-- TASK OBJECTIVE --
Where does the word "Whiskey" occur in the material? Copy each line that has it.
§
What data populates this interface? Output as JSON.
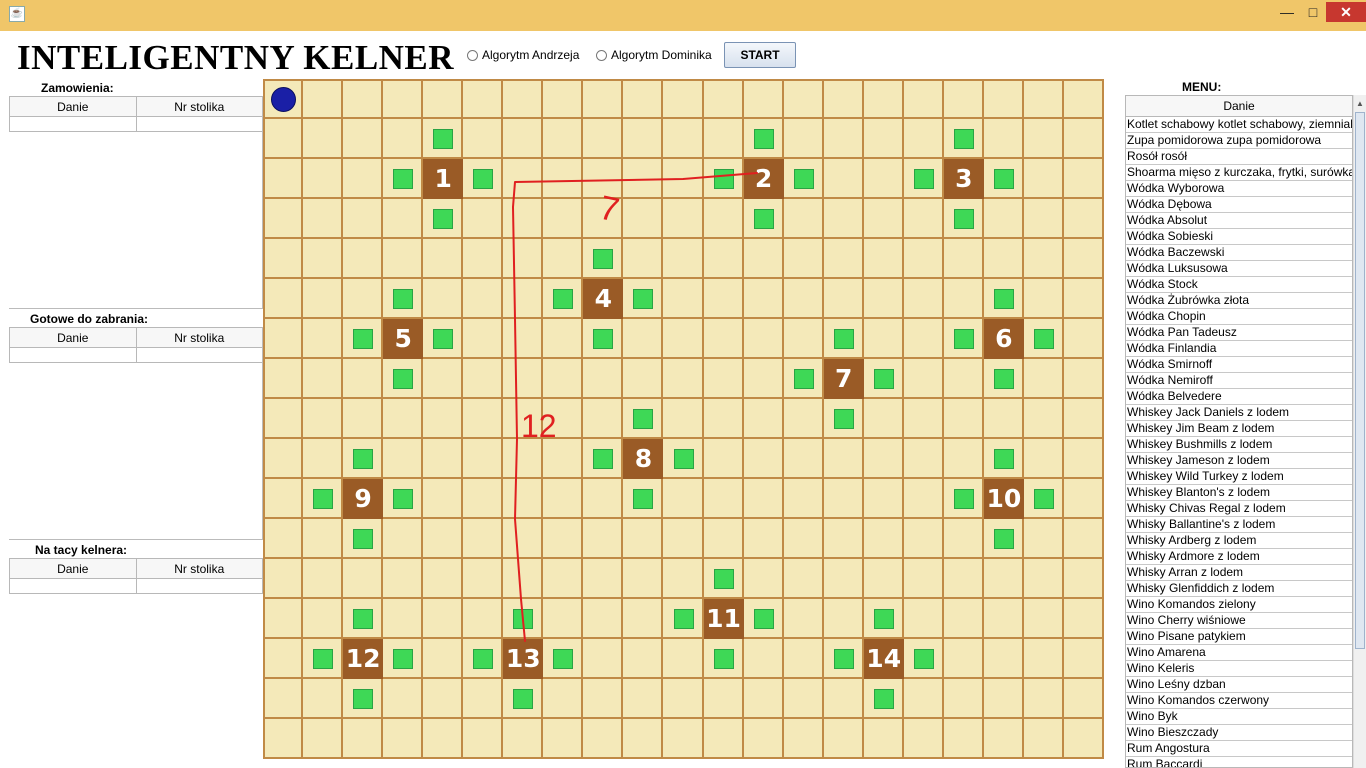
{
  "window": {
    "app_icon": "java-icon",
    "minimize": "—",
    "maximize": "□",
    "close": "✕"
  },
  "app_title": "INTELIGENTNY KELNER",
  "controls": {
    "radio1_label": "Algorytm Andrzeja",
    "radio2_label": "Algorytm Dominika",
    "start_label": "START"
  },
  "orders": {
    "title": "Zamowienia:",
    "col1": "Danie",
    "col2": "Nr stolika"
  },
  "ready": {
    "title": "Gotowe do zabrania:",
    "col1": "Danie",
    "col2": "Nr stolika"
  },
  "tray": {
    "title": "Na tacy kelnera:",
    "col1": "Danie",
    "col2": "Nr stolika"
  },
  "board": {
    "cols": 21,
    "rows": 17,
    "tables": [
      {
        "label": "1",
        "col": 4,
        "row": 2
      },
      {
        "label": "2",
        "col": 12,
        "row": 2
      },
      {
        "label": "3",
        "col": 17,
        "row": 2
      },
      {
        "label": "4",
        "col": 8,
        "row": 5
      },
      {
        "label": "5",
        "col": 3,
        "row": 6
      },
      {
        "label": "6",
        "col": 18,
        "row": 6
      },
      {
        "label": "7",
        "col": 14,
        "row": 7
      },
      {
        "label": "8",
        "col": 9,
        "row": 9
      },
      {
        "label": "9",
        "col": 2,
        "row": 10
      },
      {
        "label": "10",
        "col": 18,
        "row": 10
      },
      {
        "label": "11",
        "col": 11,
        "row": 13
      },
      {
        "label": "12",
        "col": 2,
        "row": 14
      },
      {
        "label": "13",
        "col": 6,
        "row": 14
      },
      {
        "label": "14",
        "col": 15,
        "row": 14
      }
    ],
    "chairs": [
      [
        4,
        1
      ],
      [
        12,
        1
      ],
      [
        17,
        1
      ],
      [
        3,
        2
      ],
      [
        5,
        2
      ],
      [
        11,
        2
      ],
      [
        13,
        2
      ],
      [
        16,
        2
      ],
      [
        18,
        2
      ],
      [
        4,
        3
      ],
      [
        12,
        3
      ],
      [
        17,
        3
      ],
      [
        8,
        4
      ],
      [
        3,
        5
      ],
      [
        7,
        5
      ],
      [
        9,
        5
      ],
      [
        18,
        5
      ],
      [
        2,
        6
      ],
      [
        4,
        6
      ],
      [
        8,
        6
      ],
      [
        14,
        6
      ],
      [
        17,
        6
      ],
      [
        19,
        6
      ],
      [
        3,
        7
      ],
      [
        13,
        7
      ],
      [
        15,
        7
      ],
      [
        18,
        7
      ],
      [
        9,
        8
      ],
      [
        14,
        8
      ],
      [
        2,
        9
      ],
      [
        8,
        9
      ],
      [
        10,
        9
      ],
      [
        18,
        9
      ],
      [
        1,
        10
      ],
      [
        3,
        10
      ],
      [
        9,
        10
      ],
      [
        17,
        10
      ],
      [
        19,
        10
      ],
      [
        2,
        11
      ],
      [
        18,
        11
      ],
      [
        11,
        12
      ],
      [
        2,
        13
      ],
      [
        6,
        13
      ],
      [
        10,
        13
      ],
      [
        12,
        13
      ],
      [
        15,
        13
      ],
      [
        1,
        14
      ],
      [
        3,
        14
      ],
      [
        5,
        14
      ],
      [
        7,
        14
      ],
      [
        11,
        14
      ],
      [
        14,
        14
      ],
      [
        16,
        14
      ],
      [
        2,
        15
      ],
      [
        6,
        15
      ],
      [
        15,
        15
      ]
    ],
    "waiter": {
      "col": 0,
      "row": 0
    },
    "scribbles": {
      "annotation_1": "7",
      "annotation_2": "12",
      "stroke_color": "#e02020"
    }
  },
  "menu": {
    "title": "MENU:",
    "header": "Danie",
    "items": [
      "Kotlet schabowy kotlet schabowy, ziemniaki, surówka",
      "Zupa pomidorowa zupa pomidorowa",
      "Rosół rosół",
      "Shoarma mięso z kurczaka, frytki, surówka",
      "Wódka Wyborowa",
      "Wódka Dębowa",
      "Wódka Absolut",
      "Wódka Sobieski",
      "Wódka Baczewski",
      "Wódka Luksusowa",
      "Wódka Stock",
      "Wódka Żubrówka złota",
      "Wódka Chopin",
      "Wódka Pan Tadeusz",
      "Wódka Finlandia",
      "Wódka Smirnoff",
      "Wódka Nemiroff",
      "Wódka Belvedere",
      "Whiskey Jack Daniels z lodem",
      "Whiskey Jim Beam z lodem",
      "Whiskey Bushmills z lodem",
      "Whiskey Jameson z lodem",
      "Whiskey Wild Turkey z lodem",
      "Whiskey Blanton's z lodem",
      "Whisky Chivas Regal z lodem",
      "Whisky Ballantine's z lodem",
      "Whisky Ardberg z lodem",
      "Whisky Ardmore z lodem",
      "Whisky Arran z lodem",
      "Whisky Glenfiddich z lodem",
      "Wino Komandos zielony",
      "Wino Cherry wiśniowe",
      "Wino Pisane patykiem",
      "Wino Amarena",
      "Wino Keleris",
      "Wino Leśny dzban",
      "Wino Komandos czerwony",
      "Wino Byk",
      "Wino Bieszczady",
      "Rum Angostura",
      "Rum Baccardi"
    ]
  },
  "colors": {
    "board_bg": "#f4e9b9",
    "grid_line": "#c08a46",
    "table": "#9a5b26",
    "chair": "#3ed856",
    "waiter": "#1a1fa6"
  }
}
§
-- SOLUTION TO THIS PROBLEM --
      "Whiskey Jack Daniels z lodem",
      "Whiskey Jim Beam z lodem",
      "Whiskey Bushmills z lodem",
      "Whiskey Jameson z lodem",
      "Whiskey Wild Turkey z lodem",
      "Whiskey Blanton's z lodem",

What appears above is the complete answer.